Home treatment is the first line of defense, but sometimes it’s not enough. Here’s how to know when it’s time to consult with a sports medicine specialist:
Most sports injuries involve some kind of pain, but if you treat the injury at home using the RICE protocol and the pain is either the same or worse after 48 hours, it’s time to make an appointment with the doctor to have the injury evaluated. Minor injuries should respond well to rest and cold therapy, but if your injury does not get better with these, it’s a sign that it could be serious.
Tenderness and Swelling
Is the area of the injury swollen? In some cases, it’s visually apparent when an area is swollen, but other times swelling is indicated by joint stiffness or a clicking sound upon bending. If you apply pressure to the injured area and it feels tender even after using the RICE protocol for a few days, this is another sign that treatment is needed.
Limited Range of Motion
If you’re unable to move the injured area as you normally would even after home care, it’s a sign that internal swelling is persisting. You may be physically unable to move or bend the injured joint, or you may be able to move them, but not without significant pain. If the injury is in a leg or arm, you can test range of motion by seeing if the injured joint is able to move as fully as the same one in the uninjured limb.

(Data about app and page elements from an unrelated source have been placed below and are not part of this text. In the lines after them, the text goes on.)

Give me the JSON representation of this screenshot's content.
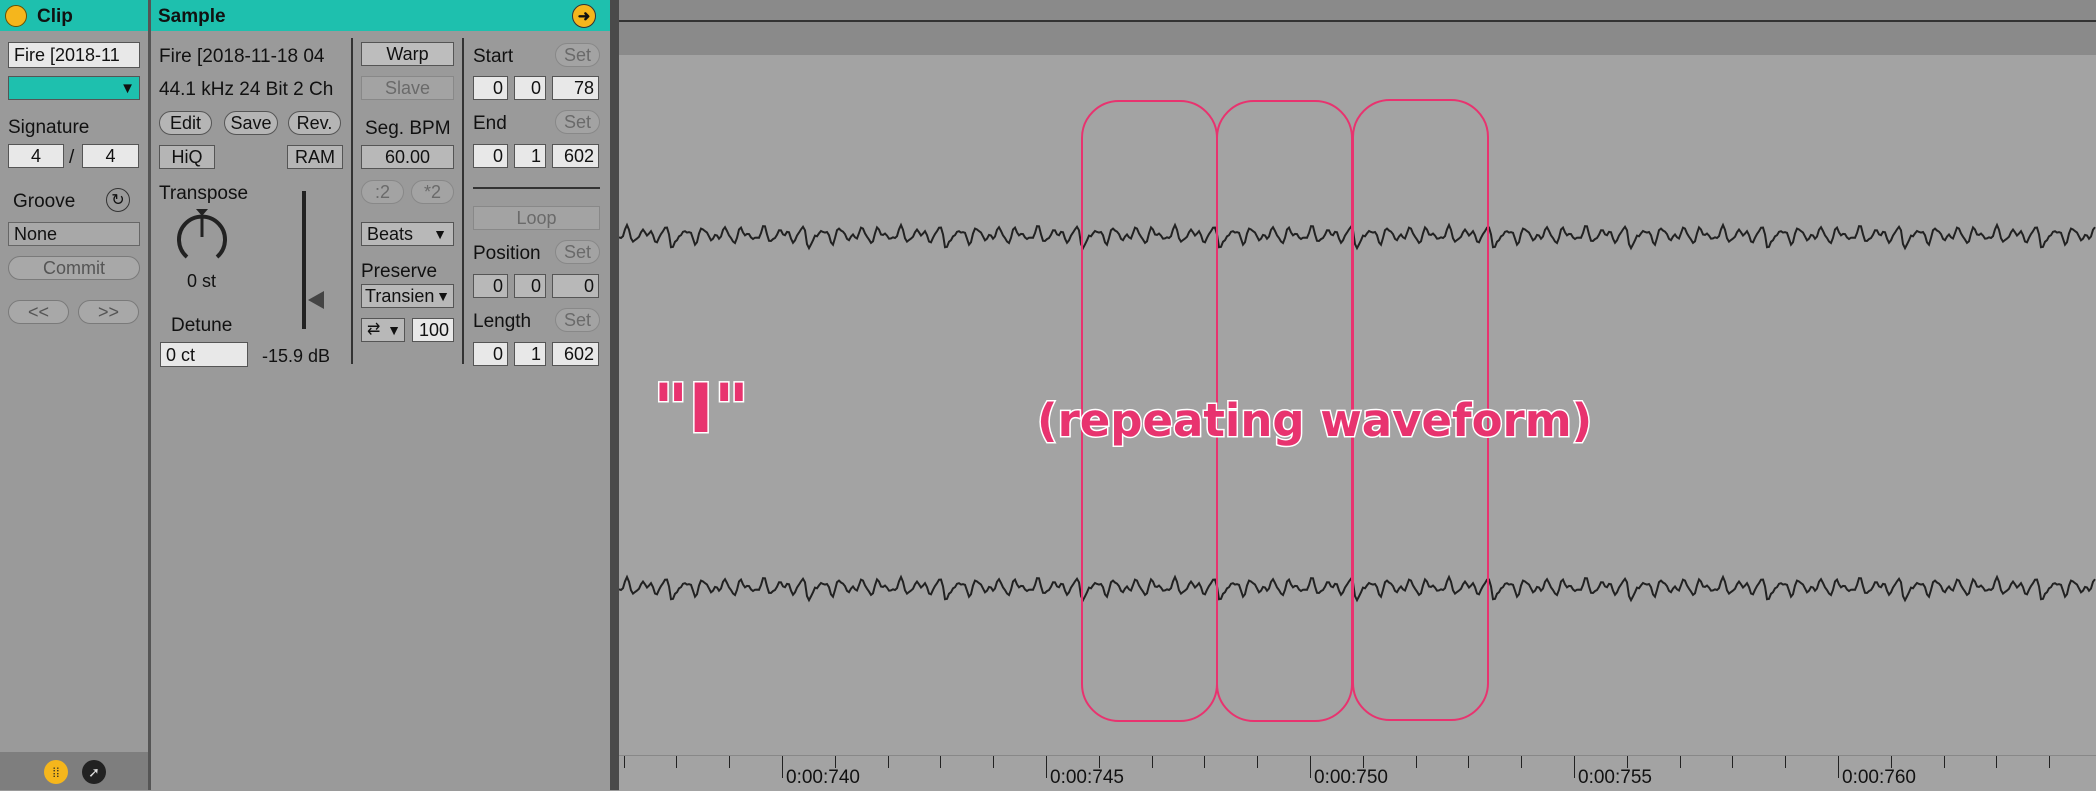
{
  "clip": {
    "title": "Clip",
    "name": "Fire [2018-11",
    "signature_label": "Signature",
    "sig_num": "4",
    "sig_sep": "/",
    "sig_den": "4",
    "groove_label": "Groove",
    "groove_value": "None",
    "commit_label": "Commit",
    "prev_label": "<<",
    "next_label": ">>",
    "color": "#1ec0ae"
  },
  "sample": {
    "title": "Sample",
    "filename": "Fire [2018-11-18 04",
    "format": "44.1 kHz 24 Bit 2 Ch",
    "edit_label": "Edit",
    "save_label": "Save",
    "rev_label": "Rev.",
    "hiq_label": "HiQ",
    "ram_label": "RAM",
    "transpose_label": "Transpose",
    "transpose_value": "0 st",
    "detune_label": "Detune",
    "detune_value": "0 ct",
    "gain_value": "-15.9 dB",
    "warp_label": "Warp",
    "slave_label": "Slave",
    "seg_bpm_label": "Seg. BPM",
    "seg_bpm_value": "60.00",
    "half_label": ":2",
    "double_label": "*2",
    "warp_mode": "Beats",
    "preserve_label": "Preserve",
    "preserve_value": "Transien",
    "loop_mode_value": "100",
    "start_label": "Start",
    "start": [
      "0",
      "0",
      "78"
    ],
    "end_label": "End",
    "end": [
      "0",
      "1",
      "602"
    ],
    "loop_label": "Loop",
    "position_label": "Position",
    "position": [
      "0",
      "0",
      "0"
    ],
    "length_label": "Length",
    "length": [
      "0",
      "1",
      "602"
    ],
    "set_label": "Set"
  },
  "waveform": {
    "annotation_main": "(repeating waveform)",
    "annotation_letter": "\"I\"",
    "highlight_color": "#e8336f",
    "time_labels": [
      "0:00:740",
      "0:00:745",
      "0:00:750",
      "0:00:755",
      "0:00:760"
    ]
  }
}
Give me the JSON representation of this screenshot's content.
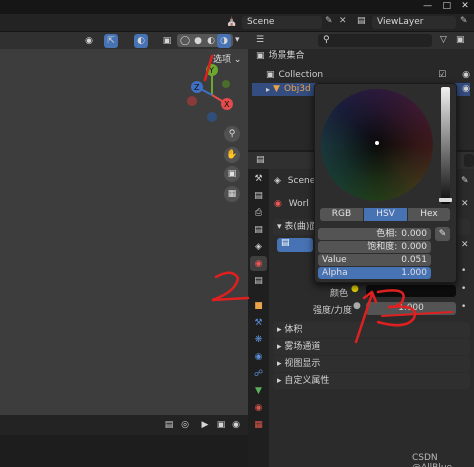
{
  "colors": {
    "accent_blue": "#4772b3",
    "annotation_red": "#e02020",
    "axis_x": "#e44b4b",
    "axis_y": "#6ba82e",
    "axis_z": "#3f70c4"
  },
  "scene_bar": {
    "scene_name": "Scene",
    "view_layer": "ViewLayer"
  },
  "viewport": {
    "options_label": "选项",
    "gizmo": {
      "x": "X",
      "y": "Y",
      "z": "Z"
    }
  },
  "outliner": {
    "root": "场景集合",
    "items": [
      {
        "label": "Collection"
      },
      {
        "label": "Obj3d"
      }
    ]
  },
  "properties": {
    "scene_label": "Scene",
    "world_label": "Worl",
    "surface_label": "表(曲)面",
    "color_label": "颜色",
    "strength_label": "强度/力度",
    "strength_value": "1.000",
    "sections": [
      "体积",
      "雾场通道",
      "视图显示",
      "自定义属性"
    ]
  },
  "color_picker": {
    "modes": [
      "RGB",
      "HSV",
      "Hex"
    ],
    "active_mode": "HSV",
    "fields": [
      {
        "label": "色相:",
        "value": "0.000"
      },
      {
        "label": "饱和度:",
        "value": "0.000"
      },
      {
        "label": "Value",
        "value": "0.051"
      },
      {
        "label": "Alpha",
        "value": "1.000"
      }
    ]
  },
  "annotations": {
    "numbers": [
      "1",
      "2",
      "3"
    ]
  },
  "watermark": "CSDN @AllBlue"
}
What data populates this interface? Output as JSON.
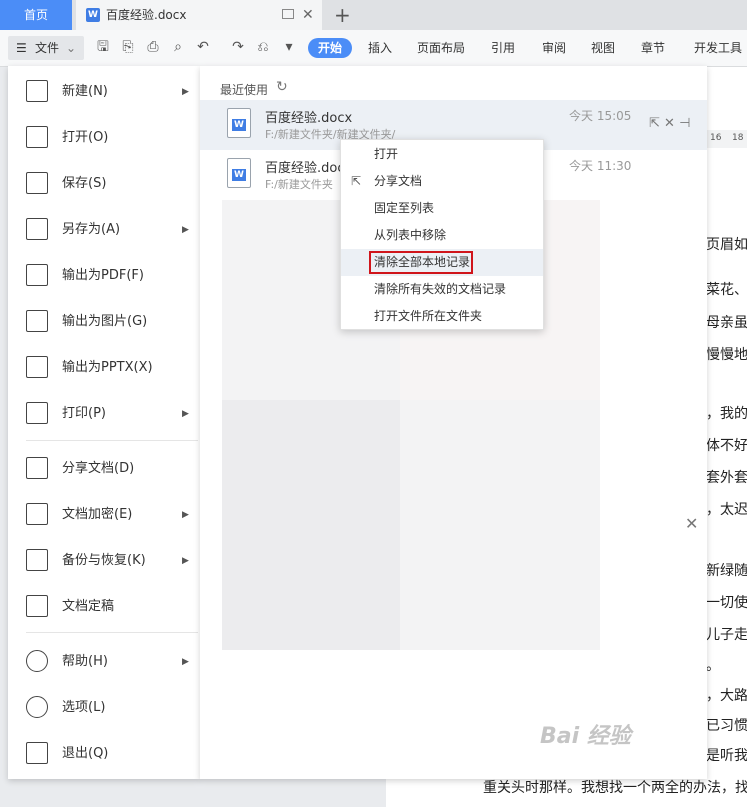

Tingling, Burning, and Numbness
These all indicate nerve compression or injury. If you experience tingling, burning, or numbness in the area surrounding your injury even after taking the time to rest, it’s a sign that you should contact your doctor as soon as possible for an exam.
If your injury does respond to the RICE protocol, but you find that the injury continues to re-occur over a short amount of time, it’s a good idea to consult with a doctor or physical therapist. This is a sign that intervention is needed; a medical professional can help you by showing you stretches and exercises that can be performed to strengthen the injured area and prevent re-injuries from occurring.
Inability to Return to Normal Activities
Ideally, with treatment––specifically, adequate rest and recovery––you’ll be able to go back to the sport or exercise that caused the injury in the first place. If pain persists and you’re unable to return to this or other activities, it’s important to have your injury evaluated by a professional. While in most cases, you should be able to return to your normal activities at some point, there are some more serious sports injuries that often require patients to find alternate forms of exercise to stay fit and active.
Impact on Your Daily Life
This is perhaps the most important signal that it is time to seek treatment from a sports medicine specialist or physical therapist. Ask yourself:
- Are you unable to walk without pain or discomfort?
- Can you perform your normal tasks at work?
- Is it difficult for you to do chores around the house?
- If you have kids, do you feel that it’s difficult to keep up with them after your injury?
- Does sitting, standing, or sustaining any other position for a period of time cause you pain?
- Can you walk through a large store? Take a stroll around the block? Stand in the kitchen for an hour to prepare a meal? Are any other normal daily activities difficult for you since you sustained your injury?
Don’t underestimate your gut feelings either. If you just can’t shake that feeling that your injury is serious, or that something just isn’t right, make an appointment to see a sports medicine specialist. Even if it turns out that your injury was minor, you’ll appreciate having the peace of mind knowing that. Furthermore, seeing a specialist can help give you ideas for home treatment beyond the RICE protocol.
CORE Medical & Wellness specializes in the non-surgical treatment of sports injuries. We take a unique approach that makes us leaders in the field of sports medicine. Rather than turning to orthopedic surgery for treating sports injuries, we instead use advanced regenerative medicine techniques that amplify the body’s natural healing process. This protocol helps your body heal itself. Some of the sports injury treatments offered by our practice include: